Study finds Correctional Industries provides work opportunities for incarcerated prisoners

Faith Lutze’s research concludes CI increases employment after release

A+WSU+researcher+surveyed+prisoners+employed+in+Correctional+Industries+and+found+the+organization+helped+develop+work+ethic+and+job+skills+for+reentry+into+the+workplace+after+incarceration.

NESSA ANKNEY | DAILY EVERGREEN FILE

A WSU researcher surveyed prisoners employed in Correctional Industries and found the organization helped develop work ethic and job skills for reentry into the workplace after incarceration.

PUNEET BSANTI

This article is a follow-up to a previous Evergreen article about Correctional Industries

Washington State Correctional Industries offers voluntary employment and compensation for incarcerated prisoners in the state of Washington. While WSU has a contract with CI, it has not purchased items from the organization since 2018.

CI is managed by the Washington State Department of Corrections and is committed to helping prisoners develop a positive work ethic while maintaining and expanding work training programs that help develop job skills for reentry after their time in prison, according to CI’s mission statement

WSU is able to purchase furniture from CI because of a contract, said Faith Lutze, a professor for the WSU Department of Criminal Justice and Criminology. However, so are other public universities and state governments. 

Lutze conducted research at CI as the principal investigator and came to the conclusion that CI “reduces recidivism, improves institutional behavior and increases employment after release,” according to a research brief published in 2015.

“I spent two years at Airway Heights Correctional Center, and I had an office located within that facility,” Lutze said. 

Lutze, along with co-principal investigator Laurie Drapela and research associate Roger Schaefer, surveyed and interviewed the incarcerated workers and CI staff members. They also observed how the work was done and examined the environment of the facility. 

Lutze said Airway Heights was not a furniture facility but focused on food production and food services. 

Airway Heights also focuses on optical manufacturing, textiles, warehouse services, commissary, laundry services and admin services, according to the CI website.

“The food factory produces food that is then distributed throughout the prison system, and also outward to the community depending upon what their contracts are,” Lutze said. 

Among the 13 correctional facilities where CI operates, Stafford Creek Correctional Center, located five miles west of Aberdeen, Washington, has a furniture factory, according to their website.   

In addition, incarcerated employees at Cedar Creek Corrections Center install new furniture, according to their website.

At WSU, facilities on campus such as the libraries used CI’s services for furniture reupholstering, but that was done almost 15 years ago, said Beth Blakesley, associate dean of libraries. 

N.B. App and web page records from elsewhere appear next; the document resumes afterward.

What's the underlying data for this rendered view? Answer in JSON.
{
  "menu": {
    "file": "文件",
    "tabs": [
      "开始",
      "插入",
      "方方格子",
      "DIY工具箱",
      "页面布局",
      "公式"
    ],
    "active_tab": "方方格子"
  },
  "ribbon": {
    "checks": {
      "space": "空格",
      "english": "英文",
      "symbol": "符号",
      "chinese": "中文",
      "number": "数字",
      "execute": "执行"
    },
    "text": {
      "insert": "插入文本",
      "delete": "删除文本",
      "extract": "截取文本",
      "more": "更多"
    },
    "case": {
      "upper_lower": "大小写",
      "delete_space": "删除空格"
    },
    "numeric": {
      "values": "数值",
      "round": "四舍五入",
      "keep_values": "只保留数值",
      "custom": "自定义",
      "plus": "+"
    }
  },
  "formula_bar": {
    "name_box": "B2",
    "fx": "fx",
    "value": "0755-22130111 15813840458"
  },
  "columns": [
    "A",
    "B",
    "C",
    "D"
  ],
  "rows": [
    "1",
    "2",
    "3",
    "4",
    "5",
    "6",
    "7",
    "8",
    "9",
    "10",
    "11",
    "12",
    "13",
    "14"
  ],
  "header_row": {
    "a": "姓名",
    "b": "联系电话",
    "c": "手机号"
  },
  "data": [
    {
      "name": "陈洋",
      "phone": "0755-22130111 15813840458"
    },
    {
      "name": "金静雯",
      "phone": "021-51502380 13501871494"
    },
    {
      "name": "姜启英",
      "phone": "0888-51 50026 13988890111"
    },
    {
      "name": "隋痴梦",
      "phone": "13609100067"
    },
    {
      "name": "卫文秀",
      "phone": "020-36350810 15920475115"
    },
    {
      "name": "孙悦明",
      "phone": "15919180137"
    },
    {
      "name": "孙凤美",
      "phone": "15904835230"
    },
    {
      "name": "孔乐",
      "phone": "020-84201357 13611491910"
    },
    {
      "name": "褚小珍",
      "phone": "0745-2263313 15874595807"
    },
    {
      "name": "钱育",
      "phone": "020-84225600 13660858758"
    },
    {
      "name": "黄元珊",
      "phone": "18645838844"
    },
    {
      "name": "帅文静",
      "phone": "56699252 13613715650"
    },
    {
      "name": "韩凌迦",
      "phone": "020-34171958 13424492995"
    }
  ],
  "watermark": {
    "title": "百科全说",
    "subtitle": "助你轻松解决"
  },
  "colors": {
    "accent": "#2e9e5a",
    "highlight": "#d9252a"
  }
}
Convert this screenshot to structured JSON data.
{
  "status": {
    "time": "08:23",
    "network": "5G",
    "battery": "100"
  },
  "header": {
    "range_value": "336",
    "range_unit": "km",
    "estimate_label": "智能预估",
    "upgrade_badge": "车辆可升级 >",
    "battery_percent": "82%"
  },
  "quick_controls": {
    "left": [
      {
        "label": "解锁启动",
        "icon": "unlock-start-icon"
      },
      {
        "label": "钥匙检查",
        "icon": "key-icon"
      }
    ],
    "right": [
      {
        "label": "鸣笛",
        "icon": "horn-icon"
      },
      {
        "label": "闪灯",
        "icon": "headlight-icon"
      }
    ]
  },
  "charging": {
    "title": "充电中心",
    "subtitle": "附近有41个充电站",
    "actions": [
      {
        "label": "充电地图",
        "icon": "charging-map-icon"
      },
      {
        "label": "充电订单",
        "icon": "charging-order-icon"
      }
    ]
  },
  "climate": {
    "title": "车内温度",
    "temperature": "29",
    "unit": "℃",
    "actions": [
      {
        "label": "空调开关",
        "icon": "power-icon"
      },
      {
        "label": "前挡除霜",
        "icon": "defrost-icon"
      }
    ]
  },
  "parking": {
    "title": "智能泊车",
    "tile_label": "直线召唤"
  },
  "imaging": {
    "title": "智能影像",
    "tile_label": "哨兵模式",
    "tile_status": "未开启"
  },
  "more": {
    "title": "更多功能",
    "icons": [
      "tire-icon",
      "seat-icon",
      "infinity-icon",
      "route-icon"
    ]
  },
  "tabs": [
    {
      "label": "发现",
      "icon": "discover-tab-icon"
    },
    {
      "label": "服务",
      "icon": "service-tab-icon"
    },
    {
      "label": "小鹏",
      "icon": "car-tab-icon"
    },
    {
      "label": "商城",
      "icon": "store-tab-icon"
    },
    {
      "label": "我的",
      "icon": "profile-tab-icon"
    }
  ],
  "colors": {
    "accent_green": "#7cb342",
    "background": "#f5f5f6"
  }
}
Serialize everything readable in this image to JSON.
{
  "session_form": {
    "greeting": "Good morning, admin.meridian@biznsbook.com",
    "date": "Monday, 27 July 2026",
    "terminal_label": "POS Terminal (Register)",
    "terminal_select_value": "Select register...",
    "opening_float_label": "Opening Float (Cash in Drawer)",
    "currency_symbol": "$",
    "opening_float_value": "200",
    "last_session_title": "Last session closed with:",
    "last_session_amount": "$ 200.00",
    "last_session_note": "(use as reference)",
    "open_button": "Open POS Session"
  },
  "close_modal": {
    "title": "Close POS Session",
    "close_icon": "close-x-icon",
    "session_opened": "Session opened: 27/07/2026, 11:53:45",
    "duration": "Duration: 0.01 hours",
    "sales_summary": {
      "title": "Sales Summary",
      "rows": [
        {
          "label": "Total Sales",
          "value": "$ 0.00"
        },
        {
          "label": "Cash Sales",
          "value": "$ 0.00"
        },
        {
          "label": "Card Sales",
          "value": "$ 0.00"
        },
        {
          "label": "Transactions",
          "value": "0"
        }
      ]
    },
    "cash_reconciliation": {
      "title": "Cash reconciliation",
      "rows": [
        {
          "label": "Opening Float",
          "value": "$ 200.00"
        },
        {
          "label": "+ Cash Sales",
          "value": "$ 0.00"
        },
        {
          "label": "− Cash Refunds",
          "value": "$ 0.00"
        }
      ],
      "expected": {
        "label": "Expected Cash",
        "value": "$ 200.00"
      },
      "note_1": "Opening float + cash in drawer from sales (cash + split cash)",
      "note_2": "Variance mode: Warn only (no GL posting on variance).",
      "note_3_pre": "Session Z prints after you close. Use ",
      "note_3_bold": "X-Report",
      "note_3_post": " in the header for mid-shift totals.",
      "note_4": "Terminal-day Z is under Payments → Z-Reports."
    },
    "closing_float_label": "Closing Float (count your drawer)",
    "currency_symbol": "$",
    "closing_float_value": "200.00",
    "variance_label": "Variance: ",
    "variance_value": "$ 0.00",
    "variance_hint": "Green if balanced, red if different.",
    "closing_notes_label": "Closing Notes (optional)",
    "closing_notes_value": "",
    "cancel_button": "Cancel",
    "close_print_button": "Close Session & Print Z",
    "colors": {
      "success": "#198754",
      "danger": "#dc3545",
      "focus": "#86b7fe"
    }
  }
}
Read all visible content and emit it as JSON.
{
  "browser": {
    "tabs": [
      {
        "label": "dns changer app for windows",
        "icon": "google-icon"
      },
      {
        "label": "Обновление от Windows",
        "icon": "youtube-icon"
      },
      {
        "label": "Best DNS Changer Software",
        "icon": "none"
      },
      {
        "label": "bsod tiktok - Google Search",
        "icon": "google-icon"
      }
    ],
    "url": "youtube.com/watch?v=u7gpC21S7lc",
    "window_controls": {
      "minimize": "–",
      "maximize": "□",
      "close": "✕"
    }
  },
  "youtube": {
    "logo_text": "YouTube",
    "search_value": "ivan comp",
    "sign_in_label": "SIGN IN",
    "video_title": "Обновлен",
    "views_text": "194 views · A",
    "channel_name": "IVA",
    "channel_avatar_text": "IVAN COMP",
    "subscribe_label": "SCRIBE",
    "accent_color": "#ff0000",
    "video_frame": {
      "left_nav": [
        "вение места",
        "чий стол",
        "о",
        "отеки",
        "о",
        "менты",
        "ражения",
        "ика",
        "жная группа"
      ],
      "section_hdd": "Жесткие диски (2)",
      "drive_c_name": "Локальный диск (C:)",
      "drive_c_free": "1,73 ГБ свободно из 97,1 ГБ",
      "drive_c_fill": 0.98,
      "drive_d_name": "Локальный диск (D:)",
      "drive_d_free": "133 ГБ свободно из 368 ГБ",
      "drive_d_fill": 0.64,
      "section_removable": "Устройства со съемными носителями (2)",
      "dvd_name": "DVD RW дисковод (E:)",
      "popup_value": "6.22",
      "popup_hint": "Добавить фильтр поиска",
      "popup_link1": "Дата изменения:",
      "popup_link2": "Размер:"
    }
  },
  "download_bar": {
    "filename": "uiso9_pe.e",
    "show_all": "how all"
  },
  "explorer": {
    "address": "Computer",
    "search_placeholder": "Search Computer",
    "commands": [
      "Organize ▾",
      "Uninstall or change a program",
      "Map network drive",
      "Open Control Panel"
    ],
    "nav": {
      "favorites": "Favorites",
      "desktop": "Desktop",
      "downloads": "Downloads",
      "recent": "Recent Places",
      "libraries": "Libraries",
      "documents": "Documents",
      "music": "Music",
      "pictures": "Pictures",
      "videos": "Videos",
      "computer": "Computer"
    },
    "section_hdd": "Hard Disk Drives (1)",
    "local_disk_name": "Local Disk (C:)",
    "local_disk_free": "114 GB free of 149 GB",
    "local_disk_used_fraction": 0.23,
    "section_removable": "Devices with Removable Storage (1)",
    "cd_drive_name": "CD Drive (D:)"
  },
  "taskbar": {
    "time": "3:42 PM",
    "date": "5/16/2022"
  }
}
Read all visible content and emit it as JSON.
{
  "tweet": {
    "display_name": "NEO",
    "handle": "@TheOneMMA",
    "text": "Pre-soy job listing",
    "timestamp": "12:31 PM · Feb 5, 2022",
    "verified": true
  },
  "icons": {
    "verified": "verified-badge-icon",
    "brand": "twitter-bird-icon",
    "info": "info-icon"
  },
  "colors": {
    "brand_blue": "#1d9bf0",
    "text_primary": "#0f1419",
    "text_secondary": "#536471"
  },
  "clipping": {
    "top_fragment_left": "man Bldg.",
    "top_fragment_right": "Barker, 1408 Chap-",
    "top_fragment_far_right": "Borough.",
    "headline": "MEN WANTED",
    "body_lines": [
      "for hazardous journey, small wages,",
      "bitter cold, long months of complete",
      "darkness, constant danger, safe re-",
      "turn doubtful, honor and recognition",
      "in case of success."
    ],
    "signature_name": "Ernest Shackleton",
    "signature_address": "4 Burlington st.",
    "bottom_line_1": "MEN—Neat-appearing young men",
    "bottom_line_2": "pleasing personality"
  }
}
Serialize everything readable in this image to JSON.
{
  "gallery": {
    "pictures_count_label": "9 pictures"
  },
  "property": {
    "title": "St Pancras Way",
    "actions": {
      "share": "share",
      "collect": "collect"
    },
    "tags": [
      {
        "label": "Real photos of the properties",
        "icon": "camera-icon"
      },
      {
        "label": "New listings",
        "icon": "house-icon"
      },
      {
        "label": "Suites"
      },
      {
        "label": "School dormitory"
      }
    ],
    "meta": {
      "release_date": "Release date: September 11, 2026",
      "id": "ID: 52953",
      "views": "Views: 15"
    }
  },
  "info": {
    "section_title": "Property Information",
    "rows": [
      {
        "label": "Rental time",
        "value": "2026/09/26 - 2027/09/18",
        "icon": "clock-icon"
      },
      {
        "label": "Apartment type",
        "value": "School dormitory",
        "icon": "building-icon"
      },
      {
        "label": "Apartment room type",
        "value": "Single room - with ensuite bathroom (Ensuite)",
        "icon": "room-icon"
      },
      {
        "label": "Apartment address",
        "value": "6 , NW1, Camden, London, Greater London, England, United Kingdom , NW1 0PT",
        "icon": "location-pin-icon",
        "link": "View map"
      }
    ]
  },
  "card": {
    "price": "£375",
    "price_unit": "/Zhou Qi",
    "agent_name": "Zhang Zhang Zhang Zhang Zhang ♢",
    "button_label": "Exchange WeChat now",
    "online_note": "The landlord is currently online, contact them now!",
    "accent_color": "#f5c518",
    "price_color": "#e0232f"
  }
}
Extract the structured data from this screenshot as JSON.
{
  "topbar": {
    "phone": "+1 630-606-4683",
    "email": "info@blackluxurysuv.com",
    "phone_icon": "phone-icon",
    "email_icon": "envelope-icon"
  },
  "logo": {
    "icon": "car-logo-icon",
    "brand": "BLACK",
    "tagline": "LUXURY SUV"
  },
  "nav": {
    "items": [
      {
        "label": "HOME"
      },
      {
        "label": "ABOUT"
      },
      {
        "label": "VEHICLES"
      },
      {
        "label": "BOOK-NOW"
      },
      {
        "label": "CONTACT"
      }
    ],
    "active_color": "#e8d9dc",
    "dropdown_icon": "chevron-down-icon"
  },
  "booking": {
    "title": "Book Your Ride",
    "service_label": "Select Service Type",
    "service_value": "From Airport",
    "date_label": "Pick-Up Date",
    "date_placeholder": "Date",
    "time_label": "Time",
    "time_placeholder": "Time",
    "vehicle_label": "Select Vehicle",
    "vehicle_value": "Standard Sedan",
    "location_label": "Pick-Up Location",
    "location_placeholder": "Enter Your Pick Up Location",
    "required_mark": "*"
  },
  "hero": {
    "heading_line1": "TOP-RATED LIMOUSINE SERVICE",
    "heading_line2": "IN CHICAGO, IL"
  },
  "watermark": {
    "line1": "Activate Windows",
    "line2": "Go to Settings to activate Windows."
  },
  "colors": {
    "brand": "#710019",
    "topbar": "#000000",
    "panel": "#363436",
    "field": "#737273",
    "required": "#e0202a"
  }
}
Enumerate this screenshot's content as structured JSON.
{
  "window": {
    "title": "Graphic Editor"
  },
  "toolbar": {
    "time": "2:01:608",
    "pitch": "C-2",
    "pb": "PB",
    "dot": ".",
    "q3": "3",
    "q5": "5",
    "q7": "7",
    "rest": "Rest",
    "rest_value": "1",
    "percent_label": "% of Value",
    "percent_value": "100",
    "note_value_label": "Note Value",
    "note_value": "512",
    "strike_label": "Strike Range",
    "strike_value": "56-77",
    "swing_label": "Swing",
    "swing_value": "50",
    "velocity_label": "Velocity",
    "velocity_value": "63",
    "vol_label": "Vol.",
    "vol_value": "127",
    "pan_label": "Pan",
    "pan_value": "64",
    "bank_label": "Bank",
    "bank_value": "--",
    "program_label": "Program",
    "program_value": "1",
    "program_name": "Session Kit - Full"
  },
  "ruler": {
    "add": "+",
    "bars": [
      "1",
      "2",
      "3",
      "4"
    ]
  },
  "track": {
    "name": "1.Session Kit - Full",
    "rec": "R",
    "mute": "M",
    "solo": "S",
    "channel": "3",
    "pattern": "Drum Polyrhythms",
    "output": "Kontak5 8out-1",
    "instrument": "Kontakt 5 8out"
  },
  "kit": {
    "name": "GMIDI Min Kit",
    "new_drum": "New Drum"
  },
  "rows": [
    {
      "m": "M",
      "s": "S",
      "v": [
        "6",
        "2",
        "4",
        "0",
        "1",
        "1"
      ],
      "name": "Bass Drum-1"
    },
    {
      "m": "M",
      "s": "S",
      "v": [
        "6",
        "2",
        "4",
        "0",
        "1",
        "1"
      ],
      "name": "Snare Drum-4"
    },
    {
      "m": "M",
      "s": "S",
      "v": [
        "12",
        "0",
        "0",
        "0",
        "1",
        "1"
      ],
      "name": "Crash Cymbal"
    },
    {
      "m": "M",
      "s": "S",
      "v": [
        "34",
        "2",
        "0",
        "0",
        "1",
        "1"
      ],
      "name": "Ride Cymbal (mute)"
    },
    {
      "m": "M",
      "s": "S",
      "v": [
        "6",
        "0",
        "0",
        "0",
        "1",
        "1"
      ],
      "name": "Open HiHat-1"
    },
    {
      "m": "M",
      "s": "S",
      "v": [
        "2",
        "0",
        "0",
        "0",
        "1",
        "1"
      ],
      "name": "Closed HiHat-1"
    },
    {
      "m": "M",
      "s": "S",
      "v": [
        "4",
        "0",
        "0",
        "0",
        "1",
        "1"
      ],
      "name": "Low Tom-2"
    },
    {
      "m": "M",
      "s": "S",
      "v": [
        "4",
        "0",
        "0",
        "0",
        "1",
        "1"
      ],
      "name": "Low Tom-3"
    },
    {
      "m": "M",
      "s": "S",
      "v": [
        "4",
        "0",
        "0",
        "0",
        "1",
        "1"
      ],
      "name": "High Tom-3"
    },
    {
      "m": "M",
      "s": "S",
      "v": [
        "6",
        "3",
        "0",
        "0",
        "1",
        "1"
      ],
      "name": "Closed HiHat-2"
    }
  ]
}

“We had some furniture reupholstered, and it was either in 2007 or 2008. So yeah, it was the first time that we had done that,” Blakesley said.

At the time, it was explained to her that CI was an employment program for incarcerated prisoners in the state, and it was training them for a career, she said. 

“We went with CI because they were low-bid,” she said, “So with the reduced labor cost, CI would have come in with the lowest bid compared to a private upholsterer.” 

Blakesley said they had lounge chairs and ottomans reupholstered, which are still on campus today in Holland and Terrell Libraries.

When prisoners join CI voluntarily for work, they get paid and there are many other benefits as well, Lutze said. 

“They are paid more than other jobs in prison,” she said. “Oftentimes [the savings] helps them to pay for housing when they get out of prison or transportation or a car. Many times men are sending money home to support families.” 

Lutze said the prisoners also can purchase personal items from the commissary, a store within a correctional facility. 

According to the CI Work Programs, workers are paid at different levels. If an incarcerated employee is a level one, they are compensated from $0.70 to $0.80 hourly, and the highest level is a level four with a compensation rate from $1.40 to $1.70 hourly.

“There’s also something called legal financial obligations, which are costs that are affiliated with the court process and the criminal justice process. Sometimes those are thousands of dollars of debt that a person is stuck with when they are released,” Lutze said. “But Correctional Industries has a system in which [the prisoners] are helped to pay that off, so what they earn pays off those LFOs.” 

CI also offers classes about financial management, savings, investing, how to be successful within the workplace, solving conflict and working with supervisors, she said. 

“The workers, you know, they really experienced a positive organizational culture. They felt supported socially and relationship-wise, in terms of building work relationships, and just being able to cope with the prison environment more effectively,” Lutze said. 

During their research, she said they found the CI staff cared for the incarcerated workers and they wanted to provide a safe, secure and professional work environment. 

“The incarcerated workers were also grateful for the staff that cared about them,” Lutze said. 

Lutze said she realized CI may be controversial and concerning for people when they are thinking about how labor is conducted and paid for within a prison setting. However, through her study, she found a positive environment among the incarcerated workers and the staff for the Department of Corrections. 

“What we learned was that oftentimes the men in our interviews said it’s as if they’re not in prison, that they feel more human when they’re in Correctional Industries,” she said. “They feel like they have a purpose, and they feel supported in that purpose.”